A Traverse Heights student considers trying the strange-looking Romanesco, served up in the salad bar as florets.
A Traverse Heights student considers trying the strange-looking Romanesco, served up in the salad bar as florets. (Photo: Daniel Marbury)

Roasted Romenesco florets were served on the salad bar, and while they cooked version was considerably less alien in appearance, many children seemed wary of adding it to their tray.  But with a little encouragement and an interactive display of the variety of cauliflower colors, shapes and sizes, many were persuaded to give this veggie a shot.

And if the colorful spread failed to entice them, there was always the promise of being able to vote.

Ah, the cafeteria tasting vote. The power of the voting booth cannot be overestimated; it gives students a sense of ownership, choice, and autonomy while demonstrating the effectiveness of farm to school education. Encouraging children to cast a ballot for “tried it,” “liked it,” or “loved it” seems to be the tipping point between kids trying a new vegetable and opting out. “If you try just a little bit you get to vote!” usually gets the attention of even the most hesitant child—and a majority of the time all it takes is one tiny bite to convince them that the lime green spiky stuff on the lunch line not only looks cool, but tastes pretty good, too.

We’ve got the numbers to back it up. On Sept. 17, 135 Traverse Heights students cast a ballot; 96 of them voted “loved it,” 11 “tried it” and 28 “liked it.” Not bad for something they thought came from Mars just minutes before casting their vote.

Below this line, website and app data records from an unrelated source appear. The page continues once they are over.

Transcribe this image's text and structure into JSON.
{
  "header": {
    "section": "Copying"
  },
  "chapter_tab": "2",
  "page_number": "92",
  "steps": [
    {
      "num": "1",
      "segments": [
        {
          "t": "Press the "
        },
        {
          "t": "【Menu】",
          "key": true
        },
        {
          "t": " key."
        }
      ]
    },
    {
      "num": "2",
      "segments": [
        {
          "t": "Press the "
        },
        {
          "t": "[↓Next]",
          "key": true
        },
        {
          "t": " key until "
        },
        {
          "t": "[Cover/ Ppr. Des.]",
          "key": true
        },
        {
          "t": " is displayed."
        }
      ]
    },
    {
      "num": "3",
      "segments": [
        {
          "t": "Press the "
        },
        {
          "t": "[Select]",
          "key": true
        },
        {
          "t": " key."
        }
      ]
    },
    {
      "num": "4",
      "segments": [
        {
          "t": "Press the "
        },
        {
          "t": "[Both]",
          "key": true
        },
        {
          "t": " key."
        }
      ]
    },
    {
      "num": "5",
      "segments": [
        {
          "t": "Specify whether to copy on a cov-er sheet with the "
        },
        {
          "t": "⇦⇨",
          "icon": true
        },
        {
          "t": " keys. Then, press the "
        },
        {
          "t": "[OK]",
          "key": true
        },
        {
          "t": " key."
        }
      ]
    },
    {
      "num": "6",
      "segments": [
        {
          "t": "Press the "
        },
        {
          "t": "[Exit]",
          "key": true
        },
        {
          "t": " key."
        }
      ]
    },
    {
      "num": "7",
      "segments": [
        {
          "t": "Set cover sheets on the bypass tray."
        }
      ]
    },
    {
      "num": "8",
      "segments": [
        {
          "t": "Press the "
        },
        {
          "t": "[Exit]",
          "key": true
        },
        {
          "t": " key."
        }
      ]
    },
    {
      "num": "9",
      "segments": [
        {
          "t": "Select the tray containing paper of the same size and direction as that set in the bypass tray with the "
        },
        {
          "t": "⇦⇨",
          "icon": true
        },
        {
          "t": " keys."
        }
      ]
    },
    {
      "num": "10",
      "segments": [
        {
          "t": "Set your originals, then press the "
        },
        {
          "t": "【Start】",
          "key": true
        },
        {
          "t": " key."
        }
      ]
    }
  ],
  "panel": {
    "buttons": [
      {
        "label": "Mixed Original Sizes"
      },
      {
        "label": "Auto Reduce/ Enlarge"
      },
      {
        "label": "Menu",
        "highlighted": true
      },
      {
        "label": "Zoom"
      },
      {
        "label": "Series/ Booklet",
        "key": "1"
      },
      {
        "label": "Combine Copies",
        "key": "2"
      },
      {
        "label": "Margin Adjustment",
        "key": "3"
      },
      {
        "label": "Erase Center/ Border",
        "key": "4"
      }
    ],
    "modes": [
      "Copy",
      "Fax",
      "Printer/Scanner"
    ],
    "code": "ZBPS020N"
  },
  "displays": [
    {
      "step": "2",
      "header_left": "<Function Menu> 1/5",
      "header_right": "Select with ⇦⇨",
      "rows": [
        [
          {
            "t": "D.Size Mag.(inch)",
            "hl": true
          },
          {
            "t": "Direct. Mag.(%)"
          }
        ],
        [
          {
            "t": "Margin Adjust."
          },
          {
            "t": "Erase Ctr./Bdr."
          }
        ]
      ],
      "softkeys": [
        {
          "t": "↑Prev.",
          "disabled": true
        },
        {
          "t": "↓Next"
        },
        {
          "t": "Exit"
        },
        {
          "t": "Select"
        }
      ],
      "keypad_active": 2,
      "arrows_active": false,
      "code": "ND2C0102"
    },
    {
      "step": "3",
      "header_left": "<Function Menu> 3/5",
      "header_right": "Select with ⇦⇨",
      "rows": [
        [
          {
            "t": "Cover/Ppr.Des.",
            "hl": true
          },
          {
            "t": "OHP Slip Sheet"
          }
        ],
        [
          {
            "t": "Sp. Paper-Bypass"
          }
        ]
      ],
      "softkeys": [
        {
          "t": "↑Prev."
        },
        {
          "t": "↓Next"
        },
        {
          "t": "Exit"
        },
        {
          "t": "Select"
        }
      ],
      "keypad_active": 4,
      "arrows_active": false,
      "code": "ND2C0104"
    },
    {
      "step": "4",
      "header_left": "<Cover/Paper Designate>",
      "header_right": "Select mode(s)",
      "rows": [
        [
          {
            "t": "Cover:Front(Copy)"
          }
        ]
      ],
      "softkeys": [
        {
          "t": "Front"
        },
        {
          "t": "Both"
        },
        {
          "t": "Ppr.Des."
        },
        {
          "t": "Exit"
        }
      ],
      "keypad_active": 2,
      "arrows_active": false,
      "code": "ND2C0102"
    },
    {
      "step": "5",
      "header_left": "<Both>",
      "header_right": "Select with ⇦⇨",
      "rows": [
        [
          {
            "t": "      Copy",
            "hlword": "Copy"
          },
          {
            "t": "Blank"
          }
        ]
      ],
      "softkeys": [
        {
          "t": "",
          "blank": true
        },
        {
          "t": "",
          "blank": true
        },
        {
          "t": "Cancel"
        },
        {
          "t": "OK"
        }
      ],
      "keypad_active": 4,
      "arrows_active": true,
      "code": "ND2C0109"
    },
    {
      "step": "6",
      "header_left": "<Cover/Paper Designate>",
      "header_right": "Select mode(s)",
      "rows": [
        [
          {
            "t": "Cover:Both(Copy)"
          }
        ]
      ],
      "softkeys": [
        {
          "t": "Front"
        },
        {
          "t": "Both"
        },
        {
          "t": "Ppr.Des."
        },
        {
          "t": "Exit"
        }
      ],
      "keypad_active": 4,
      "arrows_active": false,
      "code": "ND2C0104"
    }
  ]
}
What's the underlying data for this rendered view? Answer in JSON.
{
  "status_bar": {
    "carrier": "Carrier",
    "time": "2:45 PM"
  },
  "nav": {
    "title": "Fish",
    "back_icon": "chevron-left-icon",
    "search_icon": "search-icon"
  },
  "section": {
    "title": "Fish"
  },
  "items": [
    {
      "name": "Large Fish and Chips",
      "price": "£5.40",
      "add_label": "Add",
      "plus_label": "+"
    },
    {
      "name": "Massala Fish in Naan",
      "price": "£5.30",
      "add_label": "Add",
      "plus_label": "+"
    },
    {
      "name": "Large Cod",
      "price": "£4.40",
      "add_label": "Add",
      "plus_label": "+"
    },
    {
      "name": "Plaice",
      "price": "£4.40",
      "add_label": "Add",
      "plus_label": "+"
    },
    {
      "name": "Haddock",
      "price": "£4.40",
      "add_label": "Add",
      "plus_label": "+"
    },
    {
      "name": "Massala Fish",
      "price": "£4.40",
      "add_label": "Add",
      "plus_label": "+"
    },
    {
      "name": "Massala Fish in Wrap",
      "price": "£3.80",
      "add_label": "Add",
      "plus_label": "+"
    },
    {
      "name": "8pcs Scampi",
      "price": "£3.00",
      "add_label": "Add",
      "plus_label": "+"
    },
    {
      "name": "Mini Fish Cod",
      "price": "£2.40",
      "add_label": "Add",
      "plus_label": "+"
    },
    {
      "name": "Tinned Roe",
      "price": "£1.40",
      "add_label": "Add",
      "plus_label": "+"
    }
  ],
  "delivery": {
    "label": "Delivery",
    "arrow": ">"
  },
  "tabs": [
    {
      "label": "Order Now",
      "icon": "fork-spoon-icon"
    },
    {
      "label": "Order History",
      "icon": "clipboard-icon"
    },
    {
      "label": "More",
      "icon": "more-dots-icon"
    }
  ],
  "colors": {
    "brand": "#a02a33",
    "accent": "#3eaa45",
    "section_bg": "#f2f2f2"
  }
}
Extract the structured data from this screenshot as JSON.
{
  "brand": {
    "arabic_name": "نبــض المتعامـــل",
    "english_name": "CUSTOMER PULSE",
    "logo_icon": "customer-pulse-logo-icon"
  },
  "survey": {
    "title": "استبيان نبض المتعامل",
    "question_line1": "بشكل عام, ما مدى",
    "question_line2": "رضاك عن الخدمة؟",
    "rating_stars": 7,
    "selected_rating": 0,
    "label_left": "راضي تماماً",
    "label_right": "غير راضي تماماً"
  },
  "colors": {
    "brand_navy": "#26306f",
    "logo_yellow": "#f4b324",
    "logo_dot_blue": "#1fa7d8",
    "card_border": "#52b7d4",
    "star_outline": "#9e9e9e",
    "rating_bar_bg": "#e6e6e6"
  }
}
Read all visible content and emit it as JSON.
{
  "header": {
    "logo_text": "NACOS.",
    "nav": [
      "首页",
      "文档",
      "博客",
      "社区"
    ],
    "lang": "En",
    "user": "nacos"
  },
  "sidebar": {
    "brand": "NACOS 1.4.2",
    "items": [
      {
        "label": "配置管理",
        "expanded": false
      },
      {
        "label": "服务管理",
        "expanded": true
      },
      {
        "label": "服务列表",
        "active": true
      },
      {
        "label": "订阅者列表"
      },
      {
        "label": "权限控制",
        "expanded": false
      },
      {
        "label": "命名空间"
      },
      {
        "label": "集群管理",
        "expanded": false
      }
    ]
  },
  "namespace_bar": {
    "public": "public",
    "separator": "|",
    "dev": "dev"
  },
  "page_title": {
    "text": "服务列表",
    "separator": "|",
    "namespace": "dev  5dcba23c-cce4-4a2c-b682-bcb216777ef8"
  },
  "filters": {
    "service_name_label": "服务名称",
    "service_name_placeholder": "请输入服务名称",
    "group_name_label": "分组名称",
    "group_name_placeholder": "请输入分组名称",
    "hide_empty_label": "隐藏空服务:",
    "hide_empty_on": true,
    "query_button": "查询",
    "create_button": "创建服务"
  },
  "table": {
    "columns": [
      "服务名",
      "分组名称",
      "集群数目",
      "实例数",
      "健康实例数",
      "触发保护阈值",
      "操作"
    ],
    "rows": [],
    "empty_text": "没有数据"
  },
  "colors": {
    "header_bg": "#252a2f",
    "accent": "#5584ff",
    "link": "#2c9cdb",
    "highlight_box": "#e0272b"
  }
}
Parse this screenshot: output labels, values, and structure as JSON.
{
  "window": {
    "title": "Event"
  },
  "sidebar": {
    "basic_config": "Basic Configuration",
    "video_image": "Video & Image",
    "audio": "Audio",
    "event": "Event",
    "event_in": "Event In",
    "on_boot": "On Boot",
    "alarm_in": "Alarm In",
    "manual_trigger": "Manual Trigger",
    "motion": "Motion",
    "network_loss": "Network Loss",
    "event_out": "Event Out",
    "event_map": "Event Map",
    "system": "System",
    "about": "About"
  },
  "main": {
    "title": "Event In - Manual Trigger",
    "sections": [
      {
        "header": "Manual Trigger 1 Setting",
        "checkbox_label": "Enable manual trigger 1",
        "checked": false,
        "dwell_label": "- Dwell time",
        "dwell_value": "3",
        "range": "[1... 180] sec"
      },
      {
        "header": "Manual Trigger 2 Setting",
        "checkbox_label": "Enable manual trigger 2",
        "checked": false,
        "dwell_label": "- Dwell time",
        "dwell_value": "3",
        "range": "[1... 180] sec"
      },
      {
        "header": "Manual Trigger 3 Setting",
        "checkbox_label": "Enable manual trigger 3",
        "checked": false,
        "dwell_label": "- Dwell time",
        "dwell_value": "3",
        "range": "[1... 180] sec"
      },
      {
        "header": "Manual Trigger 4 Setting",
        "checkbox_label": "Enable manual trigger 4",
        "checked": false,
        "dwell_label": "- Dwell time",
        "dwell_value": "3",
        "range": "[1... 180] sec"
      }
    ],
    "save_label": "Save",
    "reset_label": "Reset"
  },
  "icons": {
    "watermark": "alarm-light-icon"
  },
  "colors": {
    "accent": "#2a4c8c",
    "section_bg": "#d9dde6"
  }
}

Of 125 students who cast a ballot, 11 "tried" the Romanesco, 28 "liked" it--and 96 "loved" it.
Of 125 students who cast a ballot, 11 "tried" the Romanesco, 28 "liked" it--and 96 "loved" it. (Photo: Daniel Marbury)

The voting system carries into the classroom as well, though often through raised hands instead of paper ballots. The following week at Interlochen Elementary, I was able to introduce students to the Fibonacci sequence by showcasing natural spiraled beauties like Romanesco in the company of sunflowers, pinecones, seashells, and succulents. By taking a multidisciplinary approach and encouraging children to try new things, we end up with kids learning and discovering something they enjoy—a win for all sides.

There’s another reason I love using the voting system: almost as good as seeing kids’ expressions as they try (and find they love) a vegetable for the first time is knowing that the data you’ve collected will help many of the players involved in farm to school work- teachers, parents, administrators, kitchen staff, and volunteers- demonstrate the very earthly effects of farm to school education.

Meghan McDermott shows off the newcomer to the salad bar, Romanesco.
Meghan McDermott shows off the newcomer to the salad bar, Romanesco. (Photo: Daniel Marbury)